New Jersey residents who are preparing for their second marriage may be excited about their upcoming nuptials. However, with a remarriage comes many financial concerns, including estate planning.
For example, real estate is a concern. The spouses may live in a home that, for instance, the wife may want to give to her children once she dies. In that case, the house must be in the wife's name only. However, the wife may not want the children to kick the husband out of the house once she dies, so she can create a life estate, and allow her husband to live there until he dies. At that time, the children inherit the home.
Complicated estate planning can lead to family disputes. Even those with wills may see a portion of their assets automatically go to their spouses. Sometimes this can be up to 50 percent of the assets. To avoid this, spouses should use trusts or prenuptial agreements that clearly state who gets what.
Many couples forego marriage and opt to live together instead because spouses are often responsible for each other's medical bills, including long-term care. Staying single allows each person to qualify for benefits individually, while protecting each other's assets.
It is important for spouses to make no assumptions in the estate planning process, especially when their assets are at stake. The state will make a will for the deceased person without taking everything into consideration and without any exceptions made. Not having an estate plan in place can cause family disputes, which can lead to costly and lengthy probate hearings.

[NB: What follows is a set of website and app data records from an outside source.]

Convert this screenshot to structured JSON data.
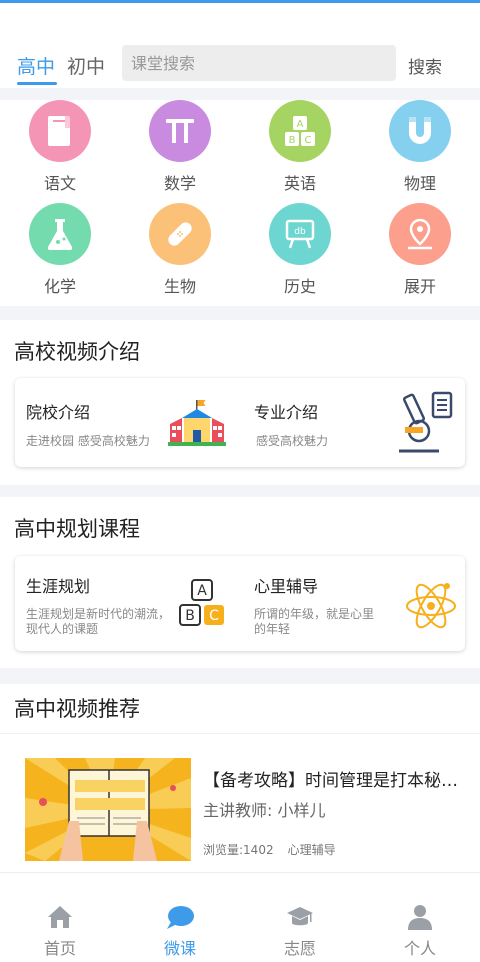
{
  "header": {
    "tabs": [
      {
        "label": "高中",
        "active": true
      },
      {
        "label": "初中",
        "active": false
      }
    ],
    "search_placeholder": "课堂搜索",
    "search_button": "搜索"
  },
  "categories": [
    {
      "label": "语文",
      "icon": "book-icon",
      "color": "#f595b6"
    },
    {
      "label": "数学",
      "icon": "pi-icon",
      "color": "#c98be0"
    },
    {
      "label": "英语",
      "icon": "abc-blocks-icon",
      "color": "#a5d462"
    },
    {
      "label": "物理",
      "icon": "magnet-icon",
      "color": "#86d0ef"
    },
    {
      "label": "化学",
      "icon": "flask-icon",
      "color": "#74dbae"
    },
    {
      "label": "生物",
      "icon": "bandage-icon",
      "color": "#fcc179"
    },
    {
      "label": "历史",
      "icon": "easel-icon",
      "color": "#6ed6d1"
    },
    {
      "label": "展开",
      "icon": "map-pin-icon",
      "color": "#fc9f8c"
    }
  ],
  "college_section": {
    "title": "高校视频介绍",
    "items": [
      {
        "title": "院校介绍",
        "desc": "走进校园 感受高校魅力",
        "icon": "school-building-icon"
      },
      {
        "title": "专业介绍",
        "desc": "感受高校魅力",
        "icon": "microscope-icon"
      }
    ]
  },
  "planning_section": {
    "title": "高中规划课程",
    "items": [
      {
        "title": "生涯规划",
        "desc": "生涯规划是新时代的潮流，现代人的课题",
        "icon": "abc-icon"
      },
      {
        "title": "心里辅导",
        "desc": "所谓的年级，就是心里的年轻",
        "icon": "atom-icon"
      }
    ]
  },
  "recommend_section": {
    "title": "高中视频推荐",
    "video": {
      "title": "【备考攻略】时间管理是打本秘籍...",
      "teacher": "主讲教师: 小样儿",
      "views": "浏览量:1402",
      "tag": "心理辅导"
    }
  },
  "bottom_nav": [
    {
      "label": "首页",
      "icon": "home-icon",
      "active": false
    },
    {
      "label": "微课",
      "icon": "chat-bubble-icon",
      "active": true
    },
    {
      "label": "志愿",
      "icon": "graduation-cap-icon",
      "active": false
    },
    {
      "label": "个人",
      "icon": "person-icon",
      "active": false
    }
  ],
  "colors": {
    "accent": "#3d9be9",
    "divider": "#f2f4f7"
  }
}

Source: Daily Herald, "Savvy Senior: Financial considerations when remarrying," Jim Miller, Dec. 17, 2012